Every year we hear the tragic tales of individuals who perished after getting lost on what should have been an uneventful mountain hike, skiing trip, or other mountainous adventure of some sort. Now, the iPhone 3GS is being modified into a potentially life saving device to help wayward individuals find their way back to safety. Or at least find a bathroom.
Geek.com is providing coverage of the new app's release. Dubbed "REALSKI," the application enables users to scan their surroundings using their iPhone 3GS. Thanks to the miracle of augmented reality, digital graphics appear over the landscape to reveal specific information and vital details about nearby trails and virtually everything else in your immediate surroundings - even if it's covered in snow and invisible to the naked eye.

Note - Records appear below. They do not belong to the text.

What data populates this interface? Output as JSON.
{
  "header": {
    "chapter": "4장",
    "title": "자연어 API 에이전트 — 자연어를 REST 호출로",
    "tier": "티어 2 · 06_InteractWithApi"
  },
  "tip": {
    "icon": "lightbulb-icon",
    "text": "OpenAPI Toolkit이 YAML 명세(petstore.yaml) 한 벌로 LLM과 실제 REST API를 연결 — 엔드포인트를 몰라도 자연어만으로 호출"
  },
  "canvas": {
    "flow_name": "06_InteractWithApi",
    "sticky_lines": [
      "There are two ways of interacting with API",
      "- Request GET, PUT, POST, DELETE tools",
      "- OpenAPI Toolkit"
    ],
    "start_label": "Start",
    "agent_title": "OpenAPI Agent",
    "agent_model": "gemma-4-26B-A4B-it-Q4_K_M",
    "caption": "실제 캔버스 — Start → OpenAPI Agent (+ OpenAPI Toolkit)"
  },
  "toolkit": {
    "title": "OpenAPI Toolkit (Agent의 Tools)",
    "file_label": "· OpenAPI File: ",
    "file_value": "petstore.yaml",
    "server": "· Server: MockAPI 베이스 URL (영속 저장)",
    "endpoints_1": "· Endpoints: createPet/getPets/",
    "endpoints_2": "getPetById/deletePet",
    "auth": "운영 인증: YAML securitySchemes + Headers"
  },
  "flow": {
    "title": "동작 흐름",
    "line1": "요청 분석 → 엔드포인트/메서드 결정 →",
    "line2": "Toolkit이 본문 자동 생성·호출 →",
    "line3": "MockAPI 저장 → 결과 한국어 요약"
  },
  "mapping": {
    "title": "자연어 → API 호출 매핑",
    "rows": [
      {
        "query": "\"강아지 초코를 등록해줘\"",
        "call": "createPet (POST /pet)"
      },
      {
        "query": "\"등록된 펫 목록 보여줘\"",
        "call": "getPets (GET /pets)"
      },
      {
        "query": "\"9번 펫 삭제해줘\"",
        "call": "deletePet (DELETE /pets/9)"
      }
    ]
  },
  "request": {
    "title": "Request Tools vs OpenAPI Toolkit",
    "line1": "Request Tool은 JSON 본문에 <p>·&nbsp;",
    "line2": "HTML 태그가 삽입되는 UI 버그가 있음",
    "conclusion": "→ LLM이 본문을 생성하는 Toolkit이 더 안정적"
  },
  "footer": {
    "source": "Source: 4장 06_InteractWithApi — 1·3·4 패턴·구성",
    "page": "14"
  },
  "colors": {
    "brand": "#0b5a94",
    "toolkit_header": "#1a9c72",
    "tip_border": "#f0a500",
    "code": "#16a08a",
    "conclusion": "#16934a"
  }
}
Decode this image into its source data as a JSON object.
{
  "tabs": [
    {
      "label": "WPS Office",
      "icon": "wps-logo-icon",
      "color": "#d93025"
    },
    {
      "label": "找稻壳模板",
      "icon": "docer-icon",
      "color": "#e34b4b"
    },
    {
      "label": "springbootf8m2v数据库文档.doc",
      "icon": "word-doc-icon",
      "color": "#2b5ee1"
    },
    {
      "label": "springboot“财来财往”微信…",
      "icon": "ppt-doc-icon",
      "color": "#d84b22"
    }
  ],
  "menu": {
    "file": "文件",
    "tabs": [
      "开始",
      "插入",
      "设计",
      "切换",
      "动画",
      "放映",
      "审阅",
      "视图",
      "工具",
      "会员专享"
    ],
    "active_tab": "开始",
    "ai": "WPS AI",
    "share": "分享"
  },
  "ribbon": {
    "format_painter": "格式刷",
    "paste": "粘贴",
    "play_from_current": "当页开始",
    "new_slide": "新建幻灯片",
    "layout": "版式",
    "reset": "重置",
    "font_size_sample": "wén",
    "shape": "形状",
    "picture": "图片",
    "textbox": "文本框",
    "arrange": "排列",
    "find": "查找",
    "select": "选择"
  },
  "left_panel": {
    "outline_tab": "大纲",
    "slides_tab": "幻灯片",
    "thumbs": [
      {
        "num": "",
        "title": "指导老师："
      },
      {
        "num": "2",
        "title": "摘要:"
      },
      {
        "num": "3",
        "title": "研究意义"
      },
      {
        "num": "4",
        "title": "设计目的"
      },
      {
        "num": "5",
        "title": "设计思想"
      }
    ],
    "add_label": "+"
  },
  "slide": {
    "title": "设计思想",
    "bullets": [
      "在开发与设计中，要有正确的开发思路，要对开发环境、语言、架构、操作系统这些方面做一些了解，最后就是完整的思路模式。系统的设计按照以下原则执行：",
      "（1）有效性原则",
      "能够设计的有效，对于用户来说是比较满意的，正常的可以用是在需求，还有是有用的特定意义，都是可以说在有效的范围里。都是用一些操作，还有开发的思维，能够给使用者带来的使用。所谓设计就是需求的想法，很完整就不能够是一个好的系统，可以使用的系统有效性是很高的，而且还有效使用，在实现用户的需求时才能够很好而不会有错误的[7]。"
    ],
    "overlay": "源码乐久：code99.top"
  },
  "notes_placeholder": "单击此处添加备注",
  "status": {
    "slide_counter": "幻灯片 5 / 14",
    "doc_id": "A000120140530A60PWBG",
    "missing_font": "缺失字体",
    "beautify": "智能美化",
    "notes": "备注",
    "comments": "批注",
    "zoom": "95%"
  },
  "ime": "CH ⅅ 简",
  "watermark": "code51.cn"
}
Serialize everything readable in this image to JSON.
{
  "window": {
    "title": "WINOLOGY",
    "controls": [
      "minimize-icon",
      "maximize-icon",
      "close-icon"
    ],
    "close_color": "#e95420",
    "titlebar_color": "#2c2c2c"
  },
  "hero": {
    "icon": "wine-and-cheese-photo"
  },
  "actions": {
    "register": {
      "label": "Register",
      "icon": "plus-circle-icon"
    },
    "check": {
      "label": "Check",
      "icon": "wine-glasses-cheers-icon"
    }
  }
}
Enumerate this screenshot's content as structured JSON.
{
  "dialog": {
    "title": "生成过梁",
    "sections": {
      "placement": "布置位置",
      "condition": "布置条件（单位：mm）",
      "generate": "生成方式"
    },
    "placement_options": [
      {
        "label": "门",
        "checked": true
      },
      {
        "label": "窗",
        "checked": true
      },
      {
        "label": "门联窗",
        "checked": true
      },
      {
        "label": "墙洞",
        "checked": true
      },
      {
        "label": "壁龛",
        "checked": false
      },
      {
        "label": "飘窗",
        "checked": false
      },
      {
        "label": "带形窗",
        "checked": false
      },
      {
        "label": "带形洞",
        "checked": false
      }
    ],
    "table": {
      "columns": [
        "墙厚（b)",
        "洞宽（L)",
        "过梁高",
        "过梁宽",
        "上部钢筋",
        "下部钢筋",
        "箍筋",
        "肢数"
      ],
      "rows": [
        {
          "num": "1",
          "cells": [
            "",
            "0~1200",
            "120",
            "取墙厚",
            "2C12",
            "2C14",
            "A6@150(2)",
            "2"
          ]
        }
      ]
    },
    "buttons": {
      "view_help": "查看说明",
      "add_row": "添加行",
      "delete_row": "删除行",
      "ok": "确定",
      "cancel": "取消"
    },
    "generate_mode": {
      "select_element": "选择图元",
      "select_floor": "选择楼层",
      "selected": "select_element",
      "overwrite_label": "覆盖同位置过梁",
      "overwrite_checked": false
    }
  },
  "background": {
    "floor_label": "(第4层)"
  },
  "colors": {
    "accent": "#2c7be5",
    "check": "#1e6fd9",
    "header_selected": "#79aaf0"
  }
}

If you are an avid skier who is looking to hit the slopes this season you may want to check out a new application called REALSKI by Resort Technology Partners (RTP). The Colorado-based company is offering an iPhone 3GS application which gives skiers valuable information when it comes to navigating popular ski resorts. The initial version of the app will have five resorts including Killington, Copper Mountain, Deer Valley, Northstar-at-Tahoe and Stevens Pass.
The best way to describe the experience for skiers using the app is to recall how television viewers watching the NHL were able to follow the movement of the fast-moving puck by way of a digital tracer that outlined its trajectory and presence at all times. Today, similar technology enables the iPhone 3GS to provide details and outlines of trails and other surrounding landmarks in your presence.
RTP has to be happy to be one of the first out of the gate, pun intended, to offer an augmented reality (AR) app for mountain resorts. Considering the capabilities of the iPhone 3GS we will no doubt see more of these AR apps hit the app store.
I found it kind of humorous that the developer made it a point to remind skiers not to use the app while actually skiing in its press release.
Image via Geek.com